Along with the Google search engine, YouTube now is the most popular way for finding information on the web.
And why shouldn’t it be? Human beings are visual creatures – we like to see things rather than just have them explained to us. With three generations now having grown up with television dominating their free time, people are attuned to video presentations.
To get on YouTube, you’ll need to create a “channel,” which essentially is the same as an account.
The ins and outs of creating and editing videos fall beyond the purview of this blog. Rest assured, several useful, easy to understand tutorials exist online and in book format, however. I also should note here that you probably will need to buy some equipment and software to create a video. Don’t consider this a daunting task, though; you might be surprised by how easy and fairly inexpensive it is to do (If you have teens, they probably can set you up!). If you have a webcam on your laptop, you’re already off to a good start.
Most videos are short – anywhere from a couple of minutes to around 10 minutes. Currently, YouTube allows you to upload HD videos in various formats for up to 15 minutes.
So what do you make a video about? Almost anything you a might blog about. For example:

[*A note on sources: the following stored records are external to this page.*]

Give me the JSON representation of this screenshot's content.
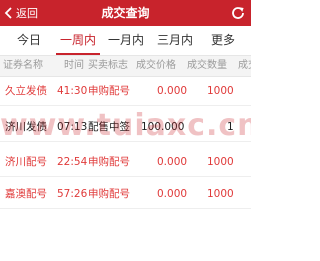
{
  "header": {
    "back_label": "返回",
    "title": "成交查询"
  },
  "tabs": [
    {
      "label": "今日",
      "active": false
    },
    {
      "label": "一周内",
      "active": true
    },
    {
      "label": "一月内",
      "active": false
    },
    {
      "label": "三月内",
      "active": false
    },
    {
      "label": "更多",
      "active": false
    }
  ],
  "columns": [
    "证券名称",
    "时间",
    "买卖标志",
    "成交价格",
    "成交数量",
    "成交金"
  ],
  "rows": [
    {
      "name": "久立发债",
      "time": "41:30",
      "flag": "申购配号",
      "price": "0.000",
      "qty": "1000",
      "color": "red"
    },
    {
      "name": "济川发债",
      "time": "07:13",
      "flag": "配售中签",
      "price": "100.000",
      "qty": "1",
      "color": "black"
    },
    {
      "name": "济川配号",
      "time": "22:54",
      "flag": "申购配号",
      "price": "0.000",
      "qty": "1000",
      "color": "red"
    },
    {
      "name": "嘉澳配号",
      "time": "57:26",
      "flag": "申购配号",
      "price": "0.000",
      "qty": "1000",
      "color": "red"
    }
  ],
  "watermark": "www.tuiaxc.cn",
  "colors": {
    "brand_red": "#c8232c",
    "row_red": "#e03a3a"
  },
  "icons": {
    "back": "chevron-left-icon",
    "refresh": "refresh-icon"
  }
}
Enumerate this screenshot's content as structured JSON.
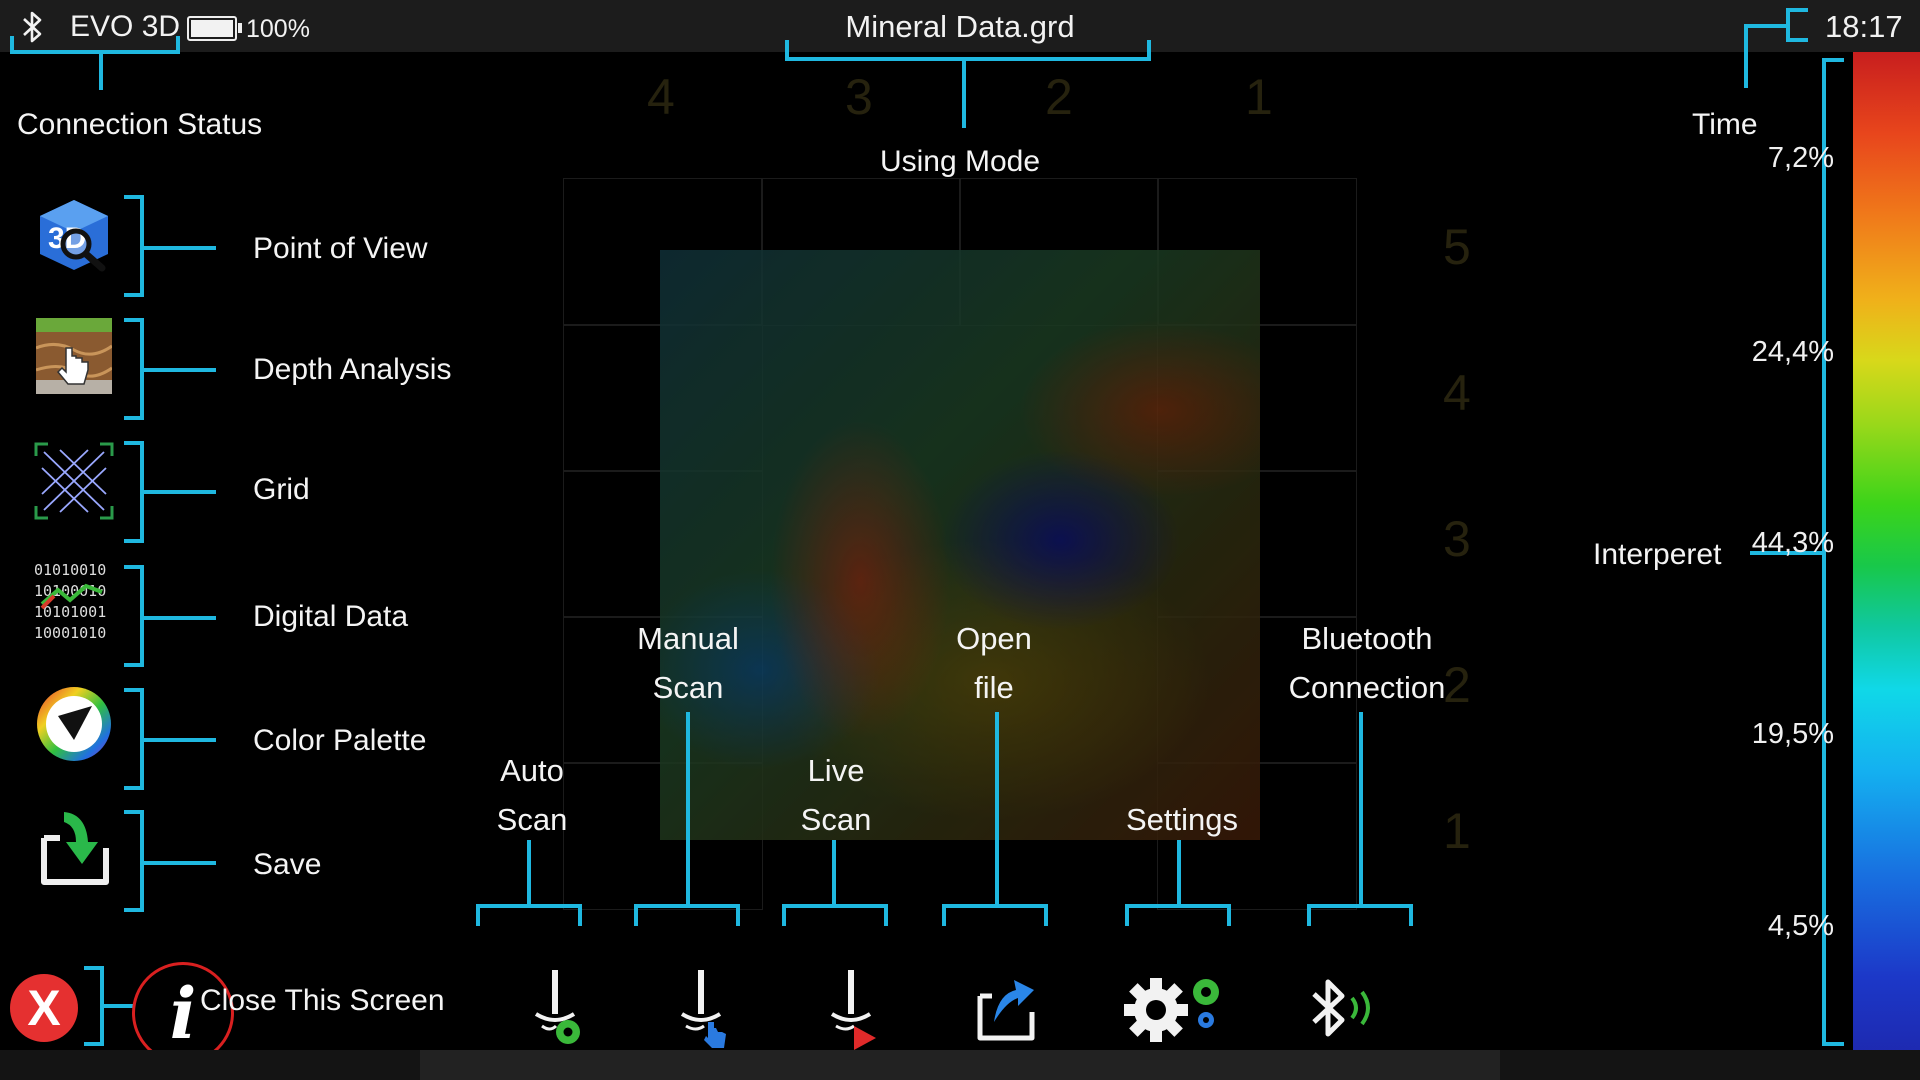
{
  "status_bar": {
    "device_name": "EVO 3D",
    "battery_percent": "100%",
    "battery_level": 1.0,
    "file_name": "Mineral Data.grd",
    "time": "18:17"
  },
  "annotations": {
    "connection_status": "Connection Status",
    "using_mode": "Using Mode",
    "time": "Time",
    "interpret": "Interperet",
    "close_screen": "Close This Screen"
  },
  "sidebar": {
    "items": [
      {
        "label": "Point of View",
        "icon": "3d-view-icon"
      },
      {
        "label": "Depth Analysis",
        "icon": "depth-analysis-icon"
      },
      {
        "label": "Grid",
        "icon": "grid-icon"
      },
      {
        "label": "Digital Data",
        "icon": "digital-data-icon"
      },
      {
        "label": "Color Palette",
        "icon": "color-palette-icon"
      },
      {
        "label": "Save",
        "icon": "save-icon"
      }
    ],
    "digital_data_lines": [
      "01010010",
      "10100010",
      "10101001",
      "10001010"
    ]
  },
  "toolbar": {
    "auto_scan": [
      "Auto",
      "Scan"
    ],
    "manual_scan": [
      "Manual",
      "Scan"
    ],
    "live_scan": [
      "Live",
      "Scan"
    ],
    "open_file": [
      "Open",
      "file"
    ],
    "settings": [
      "Settings"
    ],
    "bluetooth": [
      "Bluetooth",
      "Connection"
    ]
  },
  "grid_axis": {
    "top": [
      "4",
      "3",
      "2",
      "1"
    ],
    "right": [
      "5",
      "4",
      "3",
      "2",
      "1"
    ]
  },
  "color_scale": {
    "labels": [
      "7,2%",
      "24,4%",
      "44,3%",
      "19,5%",
      "4,5%"
    ]
  },
  "colors": {
    "accent": "#1fb8e0",
    "close": "#e53030"
  }
}
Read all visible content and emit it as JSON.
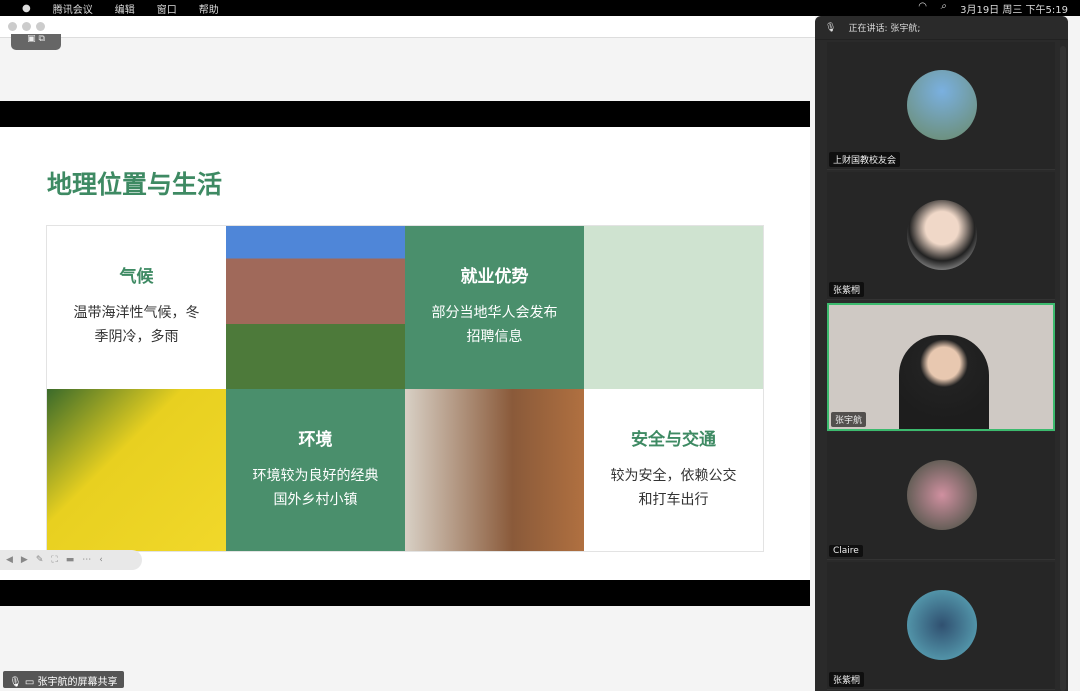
{
  "menubar": {
    "items": [
      "腾讯会议",
      "编辑",
      "窗口",
      "帮助"
    ],
    "clock": "3月19日 周三 下午5:19"
  },
  "slide": {
    "title": "地理位置与生活",
    "cells": [
      {
        "heading": "气候",
        "text": "温带海洋性气候，冬季阴冷，多雨"
      },
      {
        "heading": "就业优势",
        "text": "部分当地华人会发布招聘信息"
      },
      {
        "heading": "环境",
        "text": "环境较为良好的经典国外乡村小镇"
      },
      {
        "heading": "安全与交通",
        "text": "较为安全，依赖公交和打车出行"
      }
    ]
  },
  "share_label": "张宇航的屏幕共享",
  "panel": {
    "speaking": "正在讲话: 张宇航;",
    "participants": [
      {
        "name": "上财国教校友会"
      },
      {
        "name": "张紫桐"
      },
      {
        "name": "张宇航"
      },
      {
        "name": "Claire"
      },
      {
        "name": "张紫桐"
      }
    ]
  },
  "colors": {
    "accent": "#3e8a63",
    "active_border": "#3cba6e"
  }
}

• Public appearances – Run snippets of your book readings and guest speaking appearances at writing conferences or in roundtable discussions.
• Your tips on subject matter – If you’ve penned fiction, you might focus on the craft of writing. If you’re authored a nonfiction book, share advice about your subject matter.
• Answer readers’ questions – Such questions might include seeking of advice on the subject matter you wrote about, wondering why certain events occurred in your novel, or inquiries about your background.
• Any news about your writing – Announcements of upcoming articles and books, awards received, and updates to readers on how far along your next book is all are possibilities.
• Your thoughts on other books – Review books in your genre or on your subject matter. As on your blog, don’t write a scathing review lest you sound like you’re only trying to plug your book.
During these videos, always make sure that you mention you’re the author of such-and-such a book. Remember, the idea of the video is to plug your book so you can increase sales.
Once you’ve posted a video to YouTube, you automatically can post a link to it on Facebook and send out a tweet on it at Twitter. You also should mention it on your blog with a link to the video (or just repost the video to your blog).
Finally, one neat aspect of You Tube is that you can monetize your videos; that is, you can place ads on them that can earn you dollars. As with your blogs, unless you become an extremely popular writer, this is an extra stream of revenue that probably won’t amount to much. But who’s counting dollars?
Need an editor? Having your book, business document or academic paper proofread or edited before submitting it can prove invaluable. In an economic climate where you face heavy competition, your writing needs a second eye to give you the edge. Whether you come from a big city like San Antonio, Texas, or a small town like Toad Suck, Arkansas, I can provide that second eye.